And they also can grasp an understanding of the complexities of organizational life that can conflict with one’s desire to do the right thing. That is to say, ethics can be taught by rule training on basic theory reinforcement. Moreover, follow the right training, here comes correct education way. People in general already know how to be ethical, but also know just as well how to avoid being ethical and
Many professionals have created rules and guidelines to follow when ethical questions or dilemmas arise in the workplace. Interpreters have followed this pattern, as the RID and AVLIC have Codes of Ethics. Although these guidelines are helpful, they do not cover every situation. Interpreters must not only follow the Code of Ethics, but must also have strong personal morals as well as ethical judgment to be tested in the workplace.
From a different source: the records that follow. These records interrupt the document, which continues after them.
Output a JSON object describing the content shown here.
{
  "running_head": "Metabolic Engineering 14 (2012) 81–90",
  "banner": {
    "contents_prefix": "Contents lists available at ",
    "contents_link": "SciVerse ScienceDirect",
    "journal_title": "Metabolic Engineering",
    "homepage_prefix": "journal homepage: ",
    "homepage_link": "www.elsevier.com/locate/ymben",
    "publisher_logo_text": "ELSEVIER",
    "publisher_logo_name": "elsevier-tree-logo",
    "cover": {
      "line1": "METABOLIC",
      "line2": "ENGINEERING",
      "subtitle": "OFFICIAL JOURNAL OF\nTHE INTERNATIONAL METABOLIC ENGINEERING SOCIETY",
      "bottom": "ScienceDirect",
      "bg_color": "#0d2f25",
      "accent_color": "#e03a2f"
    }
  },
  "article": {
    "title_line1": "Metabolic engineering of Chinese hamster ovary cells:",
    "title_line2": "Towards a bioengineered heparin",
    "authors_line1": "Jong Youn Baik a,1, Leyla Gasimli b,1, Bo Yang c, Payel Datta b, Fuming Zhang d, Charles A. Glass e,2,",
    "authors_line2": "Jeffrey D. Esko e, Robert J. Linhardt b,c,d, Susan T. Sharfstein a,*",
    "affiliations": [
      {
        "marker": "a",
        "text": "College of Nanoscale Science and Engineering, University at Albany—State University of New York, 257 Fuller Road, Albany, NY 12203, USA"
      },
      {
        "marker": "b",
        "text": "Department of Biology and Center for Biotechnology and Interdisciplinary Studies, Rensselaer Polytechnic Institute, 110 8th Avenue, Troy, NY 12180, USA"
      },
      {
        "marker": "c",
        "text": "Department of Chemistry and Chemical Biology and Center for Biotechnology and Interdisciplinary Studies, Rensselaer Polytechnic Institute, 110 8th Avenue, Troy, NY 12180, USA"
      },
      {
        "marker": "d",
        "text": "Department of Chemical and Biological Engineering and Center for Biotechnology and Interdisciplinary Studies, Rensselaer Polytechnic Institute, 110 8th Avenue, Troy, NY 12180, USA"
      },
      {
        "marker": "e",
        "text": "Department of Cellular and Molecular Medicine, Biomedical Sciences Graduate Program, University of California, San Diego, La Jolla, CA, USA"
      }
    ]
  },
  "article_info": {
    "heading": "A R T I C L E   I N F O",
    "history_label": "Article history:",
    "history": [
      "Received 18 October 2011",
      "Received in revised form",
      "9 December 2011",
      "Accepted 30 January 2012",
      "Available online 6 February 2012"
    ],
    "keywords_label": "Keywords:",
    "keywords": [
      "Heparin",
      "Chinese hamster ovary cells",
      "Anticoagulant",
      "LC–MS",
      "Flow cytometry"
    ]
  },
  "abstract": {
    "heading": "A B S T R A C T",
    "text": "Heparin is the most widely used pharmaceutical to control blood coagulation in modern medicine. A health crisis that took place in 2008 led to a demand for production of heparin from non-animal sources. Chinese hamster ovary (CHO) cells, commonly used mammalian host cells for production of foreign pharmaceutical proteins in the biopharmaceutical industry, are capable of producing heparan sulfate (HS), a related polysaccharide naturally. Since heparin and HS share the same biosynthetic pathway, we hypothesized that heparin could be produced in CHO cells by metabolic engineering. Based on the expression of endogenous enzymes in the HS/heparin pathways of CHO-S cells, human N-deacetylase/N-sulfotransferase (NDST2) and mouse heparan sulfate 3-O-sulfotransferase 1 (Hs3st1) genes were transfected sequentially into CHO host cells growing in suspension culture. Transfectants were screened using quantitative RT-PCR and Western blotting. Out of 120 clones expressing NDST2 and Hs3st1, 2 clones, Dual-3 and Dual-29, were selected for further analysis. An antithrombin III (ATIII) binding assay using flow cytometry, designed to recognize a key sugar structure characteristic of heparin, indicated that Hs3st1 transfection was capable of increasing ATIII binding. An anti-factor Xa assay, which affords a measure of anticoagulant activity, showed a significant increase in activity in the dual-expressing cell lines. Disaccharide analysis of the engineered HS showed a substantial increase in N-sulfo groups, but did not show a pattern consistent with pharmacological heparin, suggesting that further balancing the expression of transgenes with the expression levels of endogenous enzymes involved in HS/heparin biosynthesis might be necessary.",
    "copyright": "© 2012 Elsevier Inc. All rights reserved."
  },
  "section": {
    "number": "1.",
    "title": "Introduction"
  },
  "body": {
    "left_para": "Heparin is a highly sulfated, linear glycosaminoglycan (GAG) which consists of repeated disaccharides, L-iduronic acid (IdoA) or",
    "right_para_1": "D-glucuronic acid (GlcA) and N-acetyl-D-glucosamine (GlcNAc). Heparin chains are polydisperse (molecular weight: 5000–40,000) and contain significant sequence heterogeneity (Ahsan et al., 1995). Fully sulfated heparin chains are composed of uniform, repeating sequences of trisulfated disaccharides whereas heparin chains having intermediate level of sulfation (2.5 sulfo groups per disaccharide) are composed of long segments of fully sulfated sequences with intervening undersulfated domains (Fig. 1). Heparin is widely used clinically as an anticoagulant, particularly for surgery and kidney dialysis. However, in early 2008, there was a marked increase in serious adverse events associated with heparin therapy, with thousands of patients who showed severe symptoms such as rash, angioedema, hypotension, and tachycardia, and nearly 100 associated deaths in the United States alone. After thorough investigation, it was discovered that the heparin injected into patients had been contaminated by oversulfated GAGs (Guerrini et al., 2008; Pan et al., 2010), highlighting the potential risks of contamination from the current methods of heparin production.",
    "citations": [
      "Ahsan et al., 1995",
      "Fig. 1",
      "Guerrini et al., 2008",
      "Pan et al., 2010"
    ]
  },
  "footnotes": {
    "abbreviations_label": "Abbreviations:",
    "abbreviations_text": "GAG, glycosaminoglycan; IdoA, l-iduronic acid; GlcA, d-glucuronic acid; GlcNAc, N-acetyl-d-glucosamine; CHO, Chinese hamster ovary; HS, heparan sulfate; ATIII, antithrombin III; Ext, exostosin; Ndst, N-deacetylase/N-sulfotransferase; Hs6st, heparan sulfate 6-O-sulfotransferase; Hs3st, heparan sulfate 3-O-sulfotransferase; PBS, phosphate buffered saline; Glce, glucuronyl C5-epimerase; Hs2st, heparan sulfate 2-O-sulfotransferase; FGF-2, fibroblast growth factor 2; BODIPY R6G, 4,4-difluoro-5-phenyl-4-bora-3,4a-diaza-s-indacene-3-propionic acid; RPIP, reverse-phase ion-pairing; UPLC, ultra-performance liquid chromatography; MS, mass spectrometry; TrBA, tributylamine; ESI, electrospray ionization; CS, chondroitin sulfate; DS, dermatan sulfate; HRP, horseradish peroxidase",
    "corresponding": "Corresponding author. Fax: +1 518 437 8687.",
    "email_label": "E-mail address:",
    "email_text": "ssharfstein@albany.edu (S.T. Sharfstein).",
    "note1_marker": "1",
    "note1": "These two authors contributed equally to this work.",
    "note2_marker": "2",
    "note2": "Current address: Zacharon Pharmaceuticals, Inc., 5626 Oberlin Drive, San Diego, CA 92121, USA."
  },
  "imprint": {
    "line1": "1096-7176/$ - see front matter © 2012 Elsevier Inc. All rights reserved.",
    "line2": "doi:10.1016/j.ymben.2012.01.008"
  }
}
This essay will cover a situation in which an interpreter is faced with an ethical dilemma; whether or not to turn in a hearing student they catch cheating.
The assessment says that in my opinion, what truly counts in reaching an ethical decision is the “bottom line” (Williams, 2006). Analysis of my ethical style says that I believe that each of us has a moral right to experience the “good life.” Therefore, my approach to ethics is likely to focus on what could be done to improve the well being of the greatest number of persons (Williams, 2006). I agree with both assessment indicators and the descriptions relate very closely to me. One section lists frustrations faced by those who have the “results” style when addressing ethical dilemmas and they appear to narrate my behavior well. A couple is listed: “People who cling to the idealistic notion of protecting the interests of some minority of the population may stand in the way of achieving the good life for the majority” (Williams, 2006).
How a professional should relate with is or her client. It concerns itself with ethical dilemmas that arise in professional-client relationships as well as problems in decision making when a professional is confronted by his own principles and values and the principles and values of the profession. Hence, from the above exposition it is axiomatic to suppose that there are ethics of different fields in reality such as business ethics, medical ethics, environmental ethics, etc of which professional ethics is not exempted. The aim of this write-up is to expose critically professional ethics and to evaluate its relevance to professional conduct. Before I go about this task it is pertinent to clarify the concepts bordering this discourse: Profession, Professional ethics and Professional conduct; after which I will discuss